July 11, 2019

He U.S. Food and Drug Administration announced last week that Gardasil 9, the HPV vaccine, is now approved for people between the ages of 27 and 45.

The vaccine, which protects against several strains of a sexually transmitted infection known as human papillomavirus, has been on the market for 12 years; however, it was approved only for people ages 9 to 26. The new study led the agency to expand the age range to 45, the FDA said in an Oct. 5 statement.

But does the new age approval mean that adults who never got the HPV vaccine should now get one? Not necessarily.

To understand why this may be the case, it’s important to understand what the vaccine can and can’t do. Gardasil 9, the version offered in the U.S., protects against nine strains of HPV, seven of which can cause cancers of the cervix, vagina, anus, penis and throat, and two of which can cause genital warts. (The original version of the vaccine, known simply as Gardasil, protects against the wart strains and two link to cancer, the FDA says.)
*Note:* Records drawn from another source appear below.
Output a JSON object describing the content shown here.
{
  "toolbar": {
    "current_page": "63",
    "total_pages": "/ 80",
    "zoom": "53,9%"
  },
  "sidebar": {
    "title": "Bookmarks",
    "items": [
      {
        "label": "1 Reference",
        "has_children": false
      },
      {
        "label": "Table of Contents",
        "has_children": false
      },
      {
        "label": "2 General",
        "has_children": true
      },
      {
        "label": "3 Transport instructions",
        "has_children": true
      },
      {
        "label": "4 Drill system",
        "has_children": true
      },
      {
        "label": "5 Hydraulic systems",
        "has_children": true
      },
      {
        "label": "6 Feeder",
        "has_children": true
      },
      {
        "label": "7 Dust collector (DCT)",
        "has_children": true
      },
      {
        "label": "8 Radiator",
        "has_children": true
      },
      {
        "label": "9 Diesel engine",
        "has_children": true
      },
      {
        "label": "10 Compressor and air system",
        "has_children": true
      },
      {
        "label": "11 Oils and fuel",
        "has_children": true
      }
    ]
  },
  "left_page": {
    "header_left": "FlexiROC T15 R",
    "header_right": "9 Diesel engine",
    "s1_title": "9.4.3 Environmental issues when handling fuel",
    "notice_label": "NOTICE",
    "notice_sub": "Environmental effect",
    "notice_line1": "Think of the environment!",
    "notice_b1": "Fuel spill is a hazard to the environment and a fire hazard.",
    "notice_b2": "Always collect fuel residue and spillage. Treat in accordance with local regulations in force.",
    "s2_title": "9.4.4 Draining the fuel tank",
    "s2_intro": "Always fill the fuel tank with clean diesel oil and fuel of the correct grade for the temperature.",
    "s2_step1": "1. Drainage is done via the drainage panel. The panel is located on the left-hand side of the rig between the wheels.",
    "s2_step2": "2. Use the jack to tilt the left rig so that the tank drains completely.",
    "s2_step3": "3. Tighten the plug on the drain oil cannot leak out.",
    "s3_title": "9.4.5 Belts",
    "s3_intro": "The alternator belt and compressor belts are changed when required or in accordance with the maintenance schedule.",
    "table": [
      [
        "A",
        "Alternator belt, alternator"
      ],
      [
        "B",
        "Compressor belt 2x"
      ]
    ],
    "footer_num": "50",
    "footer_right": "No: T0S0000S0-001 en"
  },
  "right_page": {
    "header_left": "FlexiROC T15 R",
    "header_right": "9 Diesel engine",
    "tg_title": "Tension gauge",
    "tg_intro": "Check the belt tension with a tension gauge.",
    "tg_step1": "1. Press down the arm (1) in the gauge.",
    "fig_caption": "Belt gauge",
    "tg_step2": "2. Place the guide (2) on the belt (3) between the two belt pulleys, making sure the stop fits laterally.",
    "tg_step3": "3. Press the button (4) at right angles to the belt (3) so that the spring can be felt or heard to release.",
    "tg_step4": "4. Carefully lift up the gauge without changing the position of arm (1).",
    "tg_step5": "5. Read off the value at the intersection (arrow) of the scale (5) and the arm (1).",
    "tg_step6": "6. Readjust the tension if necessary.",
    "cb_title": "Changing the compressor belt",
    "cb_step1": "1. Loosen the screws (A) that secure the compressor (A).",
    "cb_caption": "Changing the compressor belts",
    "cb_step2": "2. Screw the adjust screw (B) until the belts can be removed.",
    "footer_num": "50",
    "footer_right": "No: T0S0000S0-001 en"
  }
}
All in all, the vaccine could prevent more than 90 percent of possible HPV-caused cancers, says Gypsyamber D’Souza, an epidemiologist at the Johns Hopkins Bloomberg School of Public Health.

But here’s the catch. The vaccine is only effective if the recipient has not been previously infected with HPV. If someone has been exposed to a given strain of HPV – which most Americans of childbearing age already have, according to the Centers for Disease Control and Prevention – the vaccine can’t clear that infection, D’Souza told Live Science.

However, because the vaccine protects against nine strains, it can prevent future infections with those strains if an adult hasn’t previously been exposed to some of the other strains in the vaccine.

Most HPV infections, including potentially cancer-causing strains, go away on their own, the National Cancer Institute says. But about 33,700 people are diagnosed with HPV-caused cancers each year, the CDC says. And for those individuals whose infection causes cancer, getting the vaccine before becoming sexually active can prevent their HPV encounter from turning into an infection and, ultimately, leading to cancer, D’Souza says. In fact, that’s why U.S. Food and Drug Administration approvals and vaccine recommendations have focused on younger, potentially sexually active people in the past.

In general, adults ages 27 to 45 are expected to have been exposed to HPV, D’Souza says, because they’re more likely to be in monogamous, long-term sexual relationships. Of course, not everyone in this age group has low-risk sex, and now they have the option of getting the HPV vaccine.With the new study and the approval of Gardasil 9 in this age group, D’Souza said, the FDA says the drug can still prevent HPV infection in these adults.

The FDA’s announcement means “it’s approved for them because it’s safe and will allow them to get the vaccine if they want to,” D’Souza said.” But we will need to look to our [medical] organizations for recommendations on prevention and disease screening to review the data and see if the vaccine should be widely recommended for that age group.”

Vaccines of any kind can be emotionally and, depending on insurance coverage, financially costly, D’Souza says, and while the HPV vaccine won’t cause any harm, medical organizations won’t make any official recommendations until they have sufficient data to show the vaccine’s benefits for the entire age group. (Some of the organizations that will weigh in include, for example, the American Association for Colposcopy and Cervical Pathology and the U.S. Preventive Services Task Force.)